Clinical utility of risk modelsto refer patients with adnexal masses to specialized oncology care: Multicenter external validation using decision curve analysis
Savelli L., Fischerova D., Franchi D., Van Holsbeke C., Epstein E., Froyman W., Guerriero S., Rossi A., Fruscio R., Leone FPG., Bourne T., Valentin L., Van Calster B.
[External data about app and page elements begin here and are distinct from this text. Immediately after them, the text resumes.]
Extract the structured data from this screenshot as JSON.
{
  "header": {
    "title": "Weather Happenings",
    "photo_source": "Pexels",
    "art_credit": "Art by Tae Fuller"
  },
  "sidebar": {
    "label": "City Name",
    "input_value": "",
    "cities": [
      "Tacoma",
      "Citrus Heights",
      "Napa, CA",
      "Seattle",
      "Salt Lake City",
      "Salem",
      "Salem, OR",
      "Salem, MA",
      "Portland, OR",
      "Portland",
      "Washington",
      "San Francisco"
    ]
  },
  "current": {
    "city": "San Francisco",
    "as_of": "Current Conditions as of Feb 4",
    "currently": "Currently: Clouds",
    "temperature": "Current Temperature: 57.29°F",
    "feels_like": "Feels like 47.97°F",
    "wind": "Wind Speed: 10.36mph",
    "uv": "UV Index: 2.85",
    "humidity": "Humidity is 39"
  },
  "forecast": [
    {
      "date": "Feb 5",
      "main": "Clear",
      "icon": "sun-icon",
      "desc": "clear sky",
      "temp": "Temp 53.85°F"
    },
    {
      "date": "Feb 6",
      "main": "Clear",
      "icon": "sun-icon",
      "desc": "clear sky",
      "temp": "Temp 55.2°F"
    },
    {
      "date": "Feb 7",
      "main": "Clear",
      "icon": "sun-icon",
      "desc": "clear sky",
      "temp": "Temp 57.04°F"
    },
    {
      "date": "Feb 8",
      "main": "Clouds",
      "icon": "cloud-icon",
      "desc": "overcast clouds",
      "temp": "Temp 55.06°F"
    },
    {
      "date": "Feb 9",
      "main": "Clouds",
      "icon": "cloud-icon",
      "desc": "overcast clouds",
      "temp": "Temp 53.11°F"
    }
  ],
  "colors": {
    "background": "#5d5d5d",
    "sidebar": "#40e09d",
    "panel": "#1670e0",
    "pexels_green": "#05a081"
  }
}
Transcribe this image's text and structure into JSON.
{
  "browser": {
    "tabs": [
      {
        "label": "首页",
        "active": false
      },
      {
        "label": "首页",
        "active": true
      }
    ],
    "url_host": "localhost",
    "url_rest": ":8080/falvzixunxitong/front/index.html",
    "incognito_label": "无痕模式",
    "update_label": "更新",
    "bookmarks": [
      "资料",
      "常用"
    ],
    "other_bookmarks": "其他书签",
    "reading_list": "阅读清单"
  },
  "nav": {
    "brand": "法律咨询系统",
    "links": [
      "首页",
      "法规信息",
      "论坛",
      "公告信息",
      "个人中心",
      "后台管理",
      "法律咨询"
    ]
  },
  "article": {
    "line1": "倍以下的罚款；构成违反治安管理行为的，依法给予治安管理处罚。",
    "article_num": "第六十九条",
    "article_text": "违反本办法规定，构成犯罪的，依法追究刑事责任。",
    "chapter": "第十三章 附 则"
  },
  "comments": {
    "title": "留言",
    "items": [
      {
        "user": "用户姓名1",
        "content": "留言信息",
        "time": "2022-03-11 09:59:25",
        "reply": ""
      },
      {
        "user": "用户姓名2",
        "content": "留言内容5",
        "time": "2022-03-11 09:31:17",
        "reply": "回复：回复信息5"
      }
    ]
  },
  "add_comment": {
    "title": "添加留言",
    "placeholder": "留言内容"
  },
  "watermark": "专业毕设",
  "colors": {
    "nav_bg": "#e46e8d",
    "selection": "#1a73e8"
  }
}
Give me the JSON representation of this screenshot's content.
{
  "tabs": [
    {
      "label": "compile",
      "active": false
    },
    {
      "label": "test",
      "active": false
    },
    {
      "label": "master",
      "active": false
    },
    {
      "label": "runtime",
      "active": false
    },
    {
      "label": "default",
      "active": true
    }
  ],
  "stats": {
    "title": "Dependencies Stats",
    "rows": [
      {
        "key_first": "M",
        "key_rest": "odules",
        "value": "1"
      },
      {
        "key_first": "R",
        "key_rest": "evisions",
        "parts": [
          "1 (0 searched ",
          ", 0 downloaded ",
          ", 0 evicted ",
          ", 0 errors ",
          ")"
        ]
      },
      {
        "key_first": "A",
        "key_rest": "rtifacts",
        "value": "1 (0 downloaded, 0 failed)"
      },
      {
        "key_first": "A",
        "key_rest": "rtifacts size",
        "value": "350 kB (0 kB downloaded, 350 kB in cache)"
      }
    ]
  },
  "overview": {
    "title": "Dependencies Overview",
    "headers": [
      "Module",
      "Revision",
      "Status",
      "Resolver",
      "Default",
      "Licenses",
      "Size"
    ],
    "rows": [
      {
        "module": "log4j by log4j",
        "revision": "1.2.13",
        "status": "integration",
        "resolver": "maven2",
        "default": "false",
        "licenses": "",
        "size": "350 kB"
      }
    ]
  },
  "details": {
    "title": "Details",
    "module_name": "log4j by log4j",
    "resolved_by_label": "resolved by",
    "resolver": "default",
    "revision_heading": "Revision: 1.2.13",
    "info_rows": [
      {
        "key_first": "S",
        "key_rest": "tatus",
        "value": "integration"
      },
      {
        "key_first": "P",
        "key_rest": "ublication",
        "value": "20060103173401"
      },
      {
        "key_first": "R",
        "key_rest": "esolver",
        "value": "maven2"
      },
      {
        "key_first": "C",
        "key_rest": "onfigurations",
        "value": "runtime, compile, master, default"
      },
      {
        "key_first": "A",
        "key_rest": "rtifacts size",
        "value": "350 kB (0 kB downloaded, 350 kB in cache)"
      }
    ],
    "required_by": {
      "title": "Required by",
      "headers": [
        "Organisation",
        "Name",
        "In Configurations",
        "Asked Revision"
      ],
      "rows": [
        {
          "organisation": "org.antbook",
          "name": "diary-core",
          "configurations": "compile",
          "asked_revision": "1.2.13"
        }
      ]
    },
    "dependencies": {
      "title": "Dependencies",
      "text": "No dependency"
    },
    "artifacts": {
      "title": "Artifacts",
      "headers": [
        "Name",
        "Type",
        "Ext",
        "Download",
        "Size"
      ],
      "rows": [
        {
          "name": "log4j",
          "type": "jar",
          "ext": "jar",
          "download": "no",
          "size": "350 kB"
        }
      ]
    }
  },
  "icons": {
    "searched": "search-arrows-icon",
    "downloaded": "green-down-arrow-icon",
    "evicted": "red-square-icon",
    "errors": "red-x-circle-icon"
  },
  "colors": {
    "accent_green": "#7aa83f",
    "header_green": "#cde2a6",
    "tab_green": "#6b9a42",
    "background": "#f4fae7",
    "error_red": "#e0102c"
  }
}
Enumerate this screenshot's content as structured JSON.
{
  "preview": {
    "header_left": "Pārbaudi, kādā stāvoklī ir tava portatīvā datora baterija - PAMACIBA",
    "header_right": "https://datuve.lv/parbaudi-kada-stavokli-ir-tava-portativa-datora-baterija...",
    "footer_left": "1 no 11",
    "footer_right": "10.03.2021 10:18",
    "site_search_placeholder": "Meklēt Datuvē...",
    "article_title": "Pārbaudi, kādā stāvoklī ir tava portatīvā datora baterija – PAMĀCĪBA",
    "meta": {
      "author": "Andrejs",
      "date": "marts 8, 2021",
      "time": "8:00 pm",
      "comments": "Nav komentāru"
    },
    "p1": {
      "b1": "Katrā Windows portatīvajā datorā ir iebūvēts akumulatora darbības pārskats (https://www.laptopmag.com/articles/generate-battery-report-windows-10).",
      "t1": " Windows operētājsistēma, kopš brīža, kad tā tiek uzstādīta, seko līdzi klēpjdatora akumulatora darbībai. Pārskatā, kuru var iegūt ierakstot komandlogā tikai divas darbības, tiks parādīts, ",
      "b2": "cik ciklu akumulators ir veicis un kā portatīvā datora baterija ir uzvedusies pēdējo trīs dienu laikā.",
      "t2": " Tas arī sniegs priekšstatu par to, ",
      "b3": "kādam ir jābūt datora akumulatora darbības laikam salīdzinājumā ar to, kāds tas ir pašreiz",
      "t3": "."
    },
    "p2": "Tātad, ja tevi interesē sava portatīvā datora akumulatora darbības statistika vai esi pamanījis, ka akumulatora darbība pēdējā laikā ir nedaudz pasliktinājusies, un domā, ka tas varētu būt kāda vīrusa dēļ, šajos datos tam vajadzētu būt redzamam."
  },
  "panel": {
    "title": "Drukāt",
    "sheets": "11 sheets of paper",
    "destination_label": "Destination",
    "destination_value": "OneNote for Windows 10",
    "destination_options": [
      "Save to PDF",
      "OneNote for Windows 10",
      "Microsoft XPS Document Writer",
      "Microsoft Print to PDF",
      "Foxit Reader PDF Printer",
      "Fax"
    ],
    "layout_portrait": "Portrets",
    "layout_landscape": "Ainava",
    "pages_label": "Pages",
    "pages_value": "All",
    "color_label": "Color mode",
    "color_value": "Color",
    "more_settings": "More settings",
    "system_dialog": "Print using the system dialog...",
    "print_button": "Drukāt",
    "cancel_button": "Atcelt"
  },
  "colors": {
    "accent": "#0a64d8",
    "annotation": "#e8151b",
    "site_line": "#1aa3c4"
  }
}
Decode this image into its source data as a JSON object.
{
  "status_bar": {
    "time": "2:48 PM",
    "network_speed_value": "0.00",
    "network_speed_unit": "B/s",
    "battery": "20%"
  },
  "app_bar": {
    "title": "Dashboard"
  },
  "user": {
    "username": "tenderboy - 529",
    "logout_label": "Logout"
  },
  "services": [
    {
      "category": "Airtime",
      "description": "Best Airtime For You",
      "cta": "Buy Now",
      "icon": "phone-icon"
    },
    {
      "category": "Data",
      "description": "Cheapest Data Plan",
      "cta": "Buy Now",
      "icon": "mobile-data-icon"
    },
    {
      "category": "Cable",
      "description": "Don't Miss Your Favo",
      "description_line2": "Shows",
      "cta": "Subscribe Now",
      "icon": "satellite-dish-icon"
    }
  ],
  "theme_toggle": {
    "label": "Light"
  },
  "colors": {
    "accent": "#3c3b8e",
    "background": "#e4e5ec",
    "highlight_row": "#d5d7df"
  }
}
© 2017 American Association for Cancer Research. Purpose: To evaluate the utility of preoperative diagnostic models for ovarian cancer based on ultrasound and/or biomarkers for referring patients to specialized oncology care. The investigated models were RMI, ROMA, and 3 models from the International Ovarian Tumor Analysis (IOTA) group [LR2, ADNEX, and the Simple Rules risk score (SRRisk)]. Experimental Design: A secondary analysis of prospectively collected data from 2 cross-sectional cohort studies was performed to externally validate diagnostic models. A total of 2, 763 patients (2, 403 in dataset 1 and 360 in dataset 2) from 18 centers (11 oncology centers and 7 nononcology hospitals) in 6 countries participated. Excised tissue was histologically classified as benign or malignant. The clinical utility of the preoperative diagnostic models was assessed with net benefit (NB) at a range of risk thresholds (5%-50% risk of malignancy) to refer patients to specialized oncology care. We visualized results with decision curves and generated bootstrap confidence intervals. Results: The prevalence of malignancy was 41% in dataset 1 and 40% in dataset 2. For thresholds up to 10% to 15%, RMI and ROMA had a lower NB than referring all patients. SRRisks and ADNEX demonstrated the highest NB. At a threshold of 20%, the NBs of ADNEX, SRrisks, and RMI were 0.348, 0.350, and 0.270, respectively. Results by menopausal status and type of center (oncology vs. nononcology) were similar. Conclusions: All tested IOTA methods, especially ADNEX and SRRisks, are clinically more useful than RMI and ROMA to select patients with adnexal masses for specialized oncology care.